It's a secret hidden in plain sight, we teach who we are. Palmer (2017)In an effort to reinvigorate the art of teaching, educational theorists have called for teachers to…
It's a secret hidden in plain sight, we teach who we are. Palmer (2017)

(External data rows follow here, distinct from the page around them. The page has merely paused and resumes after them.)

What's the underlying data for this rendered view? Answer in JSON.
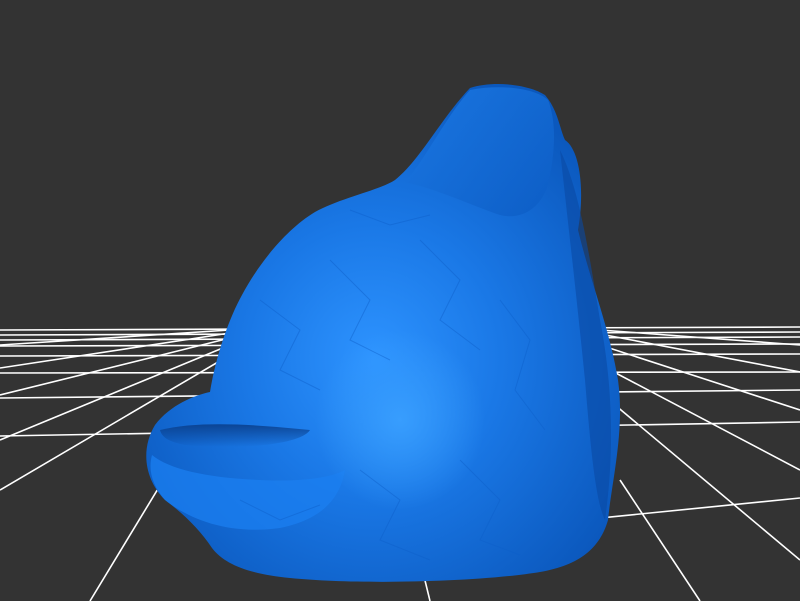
{
  "viewer": {
    "background_color": "#333333",
    "grid_color": "#ffffff",
    "model_color": "#1a73e0",
    "model_highlight_color": "#2b8fff",
    "model_shadow_color": "#0a4fae"
  }
}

In an effort to reinvigorate the art of teaching, educational theorists have called for teachers to learn how to teach with their “whole self” – to be with and teach their students from a position of mindful awareness, authenticity, truthfulness, compassion, and courage (Palmer, 2017; Ramsey & Fitzgibbons, 2005). The skills that support one in mindfully knowing oneself well and being able to creatively and consciously bring aspects of one's knowledge expertise and identity into acts of teaching and learning in the classroom in an authentic way has been labeled the “unnamed domain” in teacher knowledge (e.g., Taylor, 2016). In this chapter, we extend work on a conceptual, evidence-based framework for this unnamed domain. We propose that the formation of teachers who are calm in body in challenging situations, clear in mind when making decisions in complex classroom environments, and kind in approach to interactions with others is one way of describing development in this domain of teacher identity/expertise. Furthermore, we posit that mindfulness, compassion, and other contemplative practices can be useful for developing expertise in it. We present conceptual and empirical findings from a series of studies we have done on the antecedents and consequences of teachers' calmness, clarity, and kindness in the classroom and discuss directions for future research.
In this chapter, we flesh out a new ecological account of the self of the teacher. We contrast this view with more traditional approaches that either stress the subjectivity of the teacher at the expense of the world or emphasize the other more than the self and hence leave no room for subjectivity. On the contrary, to an ecological approach, the self of the teacher is constituted through relating to her own subject matter. This involves a thing-centered approach according to which the teacher is defined in terms of drawing attention to something in the world out of love for this world.